Work request
Where a line below holds the string "emoji", copy that line.

Dataset rows for apps and sites
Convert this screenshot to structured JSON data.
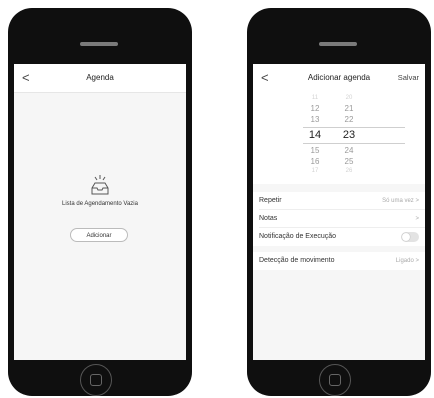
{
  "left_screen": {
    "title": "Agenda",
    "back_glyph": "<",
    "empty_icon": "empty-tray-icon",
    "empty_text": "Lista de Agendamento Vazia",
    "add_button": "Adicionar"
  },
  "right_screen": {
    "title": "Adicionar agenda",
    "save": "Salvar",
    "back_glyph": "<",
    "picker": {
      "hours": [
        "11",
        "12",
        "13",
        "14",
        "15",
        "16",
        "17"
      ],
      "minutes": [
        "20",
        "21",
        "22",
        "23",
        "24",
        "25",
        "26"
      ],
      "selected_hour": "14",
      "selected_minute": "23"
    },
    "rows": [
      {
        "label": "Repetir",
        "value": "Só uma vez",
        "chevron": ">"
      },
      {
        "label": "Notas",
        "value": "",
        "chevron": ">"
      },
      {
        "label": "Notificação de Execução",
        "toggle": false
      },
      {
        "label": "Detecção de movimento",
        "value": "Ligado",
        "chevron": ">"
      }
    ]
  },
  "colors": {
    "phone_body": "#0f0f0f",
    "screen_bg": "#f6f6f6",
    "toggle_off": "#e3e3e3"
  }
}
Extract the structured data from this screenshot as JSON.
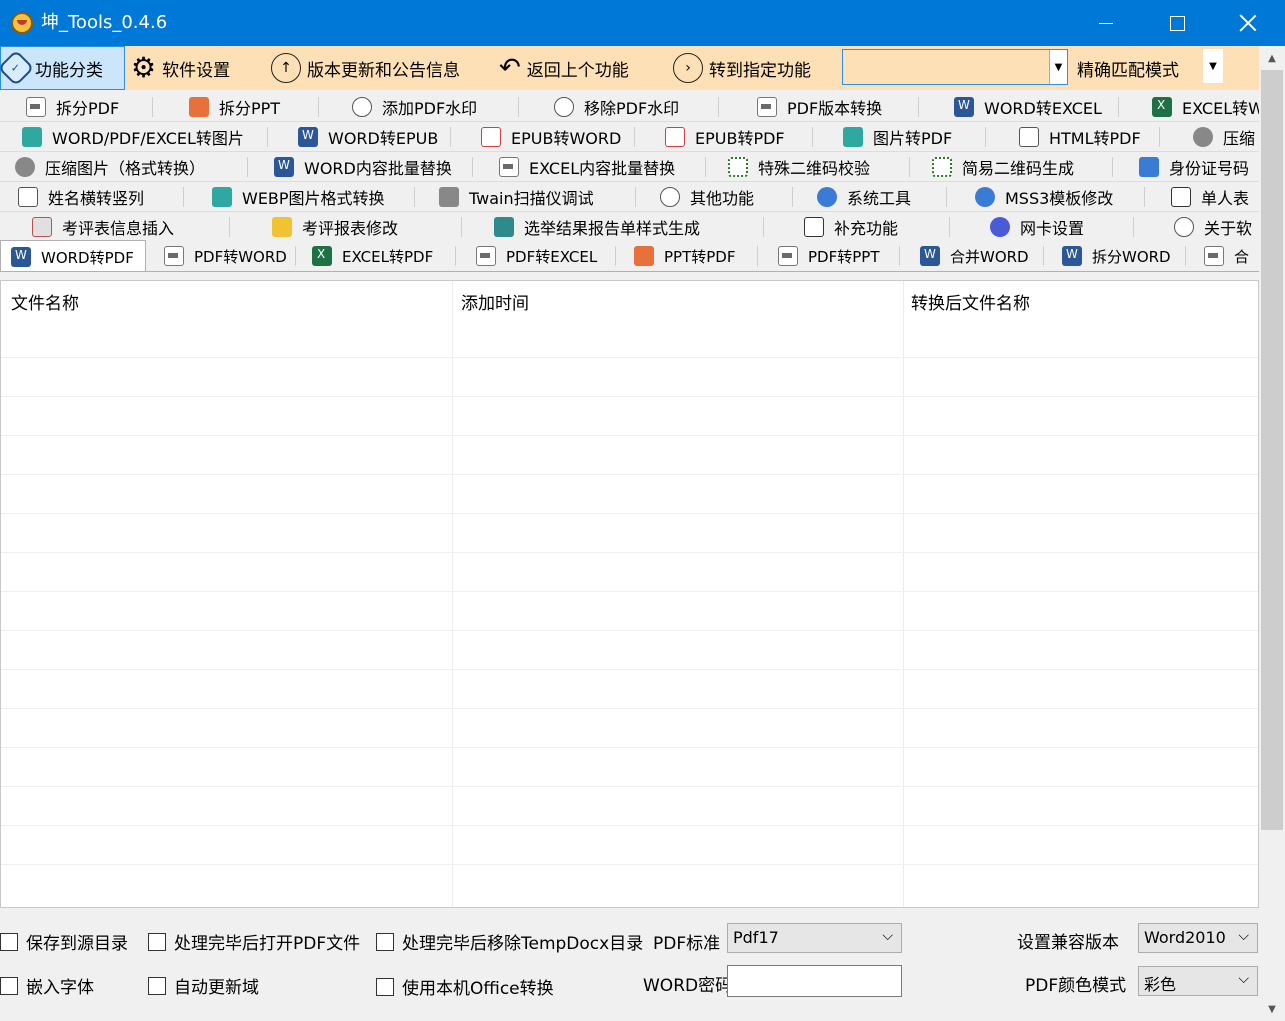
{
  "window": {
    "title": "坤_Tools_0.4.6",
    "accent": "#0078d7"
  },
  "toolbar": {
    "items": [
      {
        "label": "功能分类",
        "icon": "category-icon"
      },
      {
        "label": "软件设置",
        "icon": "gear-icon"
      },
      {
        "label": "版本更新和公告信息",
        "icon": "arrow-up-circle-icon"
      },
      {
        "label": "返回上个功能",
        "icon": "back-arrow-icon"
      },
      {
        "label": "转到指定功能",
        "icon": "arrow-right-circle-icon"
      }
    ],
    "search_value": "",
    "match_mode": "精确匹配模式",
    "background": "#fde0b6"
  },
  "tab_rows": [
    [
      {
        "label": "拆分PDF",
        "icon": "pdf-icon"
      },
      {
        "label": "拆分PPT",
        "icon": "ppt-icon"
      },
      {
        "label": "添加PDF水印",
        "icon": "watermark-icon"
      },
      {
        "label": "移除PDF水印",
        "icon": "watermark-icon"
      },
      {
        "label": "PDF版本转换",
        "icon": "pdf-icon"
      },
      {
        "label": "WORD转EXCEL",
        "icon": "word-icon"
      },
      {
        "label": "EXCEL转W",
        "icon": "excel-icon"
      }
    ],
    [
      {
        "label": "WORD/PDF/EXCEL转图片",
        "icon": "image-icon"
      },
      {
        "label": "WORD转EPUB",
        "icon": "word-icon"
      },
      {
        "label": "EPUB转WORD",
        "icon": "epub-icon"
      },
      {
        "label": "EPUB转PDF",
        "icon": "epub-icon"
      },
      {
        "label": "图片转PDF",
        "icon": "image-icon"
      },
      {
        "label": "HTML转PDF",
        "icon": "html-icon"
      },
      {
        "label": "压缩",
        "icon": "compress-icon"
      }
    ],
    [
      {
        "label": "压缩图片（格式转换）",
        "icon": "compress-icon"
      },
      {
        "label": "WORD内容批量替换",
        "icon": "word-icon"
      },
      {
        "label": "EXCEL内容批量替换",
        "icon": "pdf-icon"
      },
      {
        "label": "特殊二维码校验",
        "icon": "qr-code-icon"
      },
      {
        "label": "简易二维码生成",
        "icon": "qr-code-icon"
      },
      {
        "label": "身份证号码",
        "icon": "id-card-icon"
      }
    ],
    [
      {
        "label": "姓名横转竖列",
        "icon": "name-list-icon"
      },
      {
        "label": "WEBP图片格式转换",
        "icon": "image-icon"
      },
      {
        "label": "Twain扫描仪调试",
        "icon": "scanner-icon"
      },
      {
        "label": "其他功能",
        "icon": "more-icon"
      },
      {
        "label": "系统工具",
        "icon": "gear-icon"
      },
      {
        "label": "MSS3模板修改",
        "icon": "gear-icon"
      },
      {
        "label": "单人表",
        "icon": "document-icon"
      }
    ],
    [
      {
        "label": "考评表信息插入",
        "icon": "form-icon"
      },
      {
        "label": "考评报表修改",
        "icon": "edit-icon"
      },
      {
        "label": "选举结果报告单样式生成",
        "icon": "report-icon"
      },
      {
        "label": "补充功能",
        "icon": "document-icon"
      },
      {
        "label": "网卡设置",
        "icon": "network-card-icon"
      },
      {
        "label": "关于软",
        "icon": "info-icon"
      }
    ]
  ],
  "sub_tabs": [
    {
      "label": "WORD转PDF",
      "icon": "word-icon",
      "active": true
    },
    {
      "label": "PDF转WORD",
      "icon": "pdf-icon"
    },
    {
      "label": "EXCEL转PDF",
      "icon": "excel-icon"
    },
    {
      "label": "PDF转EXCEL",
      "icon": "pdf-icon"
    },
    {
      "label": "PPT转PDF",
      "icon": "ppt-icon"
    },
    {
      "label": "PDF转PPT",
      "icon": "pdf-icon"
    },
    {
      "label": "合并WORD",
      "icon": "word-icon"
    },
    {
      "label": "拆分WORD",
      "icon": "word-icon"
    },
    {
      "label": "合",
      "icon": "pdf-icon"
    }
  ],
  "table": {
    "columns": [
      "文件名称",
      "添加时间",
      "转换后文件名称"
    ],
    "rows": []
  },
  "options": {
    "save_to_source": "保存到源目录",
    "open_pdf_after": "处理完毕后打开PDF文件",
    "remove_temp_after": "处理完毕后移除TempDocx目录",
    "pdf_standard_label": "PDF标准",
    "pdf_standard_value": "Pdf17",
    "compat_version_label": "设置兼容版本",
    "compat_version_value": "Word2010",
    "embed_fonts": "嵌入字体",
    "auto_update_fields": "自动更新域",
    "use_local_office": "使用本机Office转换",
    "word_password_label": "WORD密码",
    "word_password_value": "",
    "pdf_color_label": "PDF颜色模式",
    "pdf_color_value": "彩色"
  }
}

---

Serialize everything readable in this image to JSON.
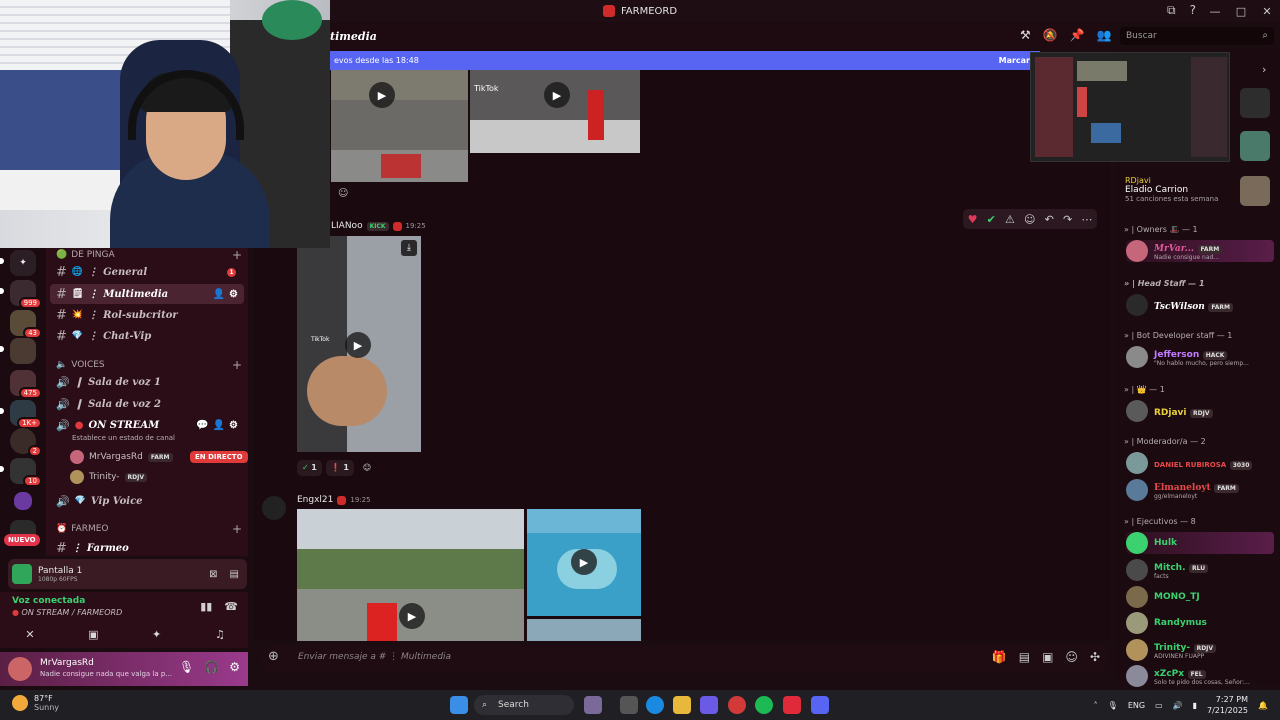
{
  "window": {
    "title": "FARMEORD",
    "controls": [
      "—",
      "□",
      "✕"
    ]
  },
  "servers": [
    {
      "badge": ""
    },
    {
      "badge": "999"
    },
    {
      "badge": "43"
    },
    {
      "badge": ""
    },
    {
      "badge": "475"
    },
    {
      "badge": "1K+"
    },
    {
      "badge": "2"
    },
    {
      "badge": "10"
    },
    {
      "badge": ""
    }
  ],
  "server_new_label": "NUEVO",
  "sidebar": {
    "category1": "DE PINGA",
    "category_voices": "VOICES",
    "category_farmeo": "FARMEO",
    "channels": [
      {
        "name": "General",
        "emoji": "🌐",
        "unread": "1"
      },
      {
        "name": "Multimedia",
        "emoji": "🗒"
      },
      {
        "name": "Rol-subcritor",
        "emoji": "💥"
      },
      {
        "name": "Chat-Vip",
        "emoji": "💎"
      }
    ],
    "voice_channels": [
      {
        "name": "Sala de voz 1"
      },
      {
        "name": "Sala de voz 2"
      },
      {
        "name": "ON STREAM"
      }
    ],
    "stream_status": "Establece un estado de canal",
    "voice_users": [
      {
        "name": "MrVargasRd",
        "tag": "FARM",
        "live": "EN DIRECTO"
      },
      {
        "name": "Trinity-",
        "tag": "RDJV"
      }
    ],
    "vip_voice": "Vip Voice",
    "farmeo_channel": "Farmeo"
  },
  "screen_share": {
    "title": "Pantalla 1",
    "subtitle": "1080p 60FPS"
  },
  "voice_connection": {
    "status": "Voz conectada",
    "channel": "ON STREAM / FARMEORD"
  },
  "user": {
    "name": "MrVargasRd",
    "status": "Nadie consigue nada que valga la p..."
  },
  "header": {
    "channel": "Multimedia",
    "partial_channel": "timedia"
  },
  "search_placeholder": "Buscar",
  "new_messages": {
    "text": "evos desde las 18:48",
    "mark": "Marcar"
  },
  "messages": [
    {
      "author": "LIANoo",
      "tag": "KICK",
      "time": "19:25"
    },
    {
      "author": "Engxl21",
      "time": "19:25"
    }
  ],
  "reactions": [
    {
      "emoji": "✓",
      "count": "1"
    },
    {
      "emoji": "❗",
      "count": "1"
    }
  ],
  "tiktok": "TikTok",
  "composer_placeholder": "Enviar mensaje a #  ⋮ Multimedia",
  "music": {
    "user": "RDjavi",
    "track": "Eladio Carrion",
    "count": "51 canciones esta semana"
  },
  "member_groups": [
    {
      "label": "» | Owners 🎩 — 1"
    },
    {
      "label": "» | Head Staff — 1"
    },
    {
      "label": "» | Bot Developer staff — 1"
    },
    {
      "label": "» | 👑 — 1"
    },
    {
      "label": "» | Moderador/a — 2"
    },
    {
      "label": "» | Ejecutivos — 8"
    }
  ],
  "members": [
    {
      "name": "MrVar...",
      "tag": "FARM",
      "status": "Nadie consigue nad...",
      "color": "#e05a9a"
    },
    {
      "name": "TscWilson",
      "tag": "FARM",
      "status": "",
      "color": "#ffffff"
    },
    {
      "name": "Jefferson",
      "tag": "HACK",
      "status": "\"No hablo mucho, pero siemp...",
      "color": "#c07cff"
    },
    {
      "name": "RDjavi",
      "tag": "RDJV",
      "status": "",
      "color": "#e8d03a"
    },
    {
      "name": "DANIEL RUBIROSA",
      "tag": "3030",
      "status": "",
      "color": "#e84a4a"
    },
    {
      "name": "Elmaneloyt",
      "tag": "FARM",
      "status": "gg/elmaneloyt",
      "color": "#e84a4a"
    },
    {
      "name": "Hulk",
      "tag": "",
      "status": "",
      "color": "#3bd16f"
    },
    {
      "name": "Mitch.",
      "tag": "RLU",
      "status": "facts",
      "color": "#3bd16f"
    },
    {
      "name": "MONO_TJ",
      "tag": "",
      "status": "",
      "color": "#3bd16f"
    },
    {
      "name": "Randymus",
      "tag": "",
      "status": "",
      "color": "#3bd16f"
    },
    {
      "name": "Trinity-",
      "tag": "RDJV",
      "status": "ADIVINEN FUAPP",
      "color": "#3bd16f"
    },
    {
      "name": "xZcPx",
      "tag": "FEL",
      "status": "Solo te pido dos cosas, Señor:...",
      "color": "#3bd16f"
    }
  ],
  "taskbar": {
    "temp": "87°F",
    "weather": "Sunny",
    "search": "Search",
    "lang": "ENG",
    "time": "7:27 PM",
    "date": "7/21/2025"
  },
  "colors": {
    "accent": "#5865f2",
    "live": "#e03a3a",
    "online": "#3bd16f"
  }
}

Answer below
        "emoji": "🌐",
        "emoji": "🗒"
        "emoji": "💥"
        "emoji": "💎"
      "emoji": "✓",
      "emoji": "❗",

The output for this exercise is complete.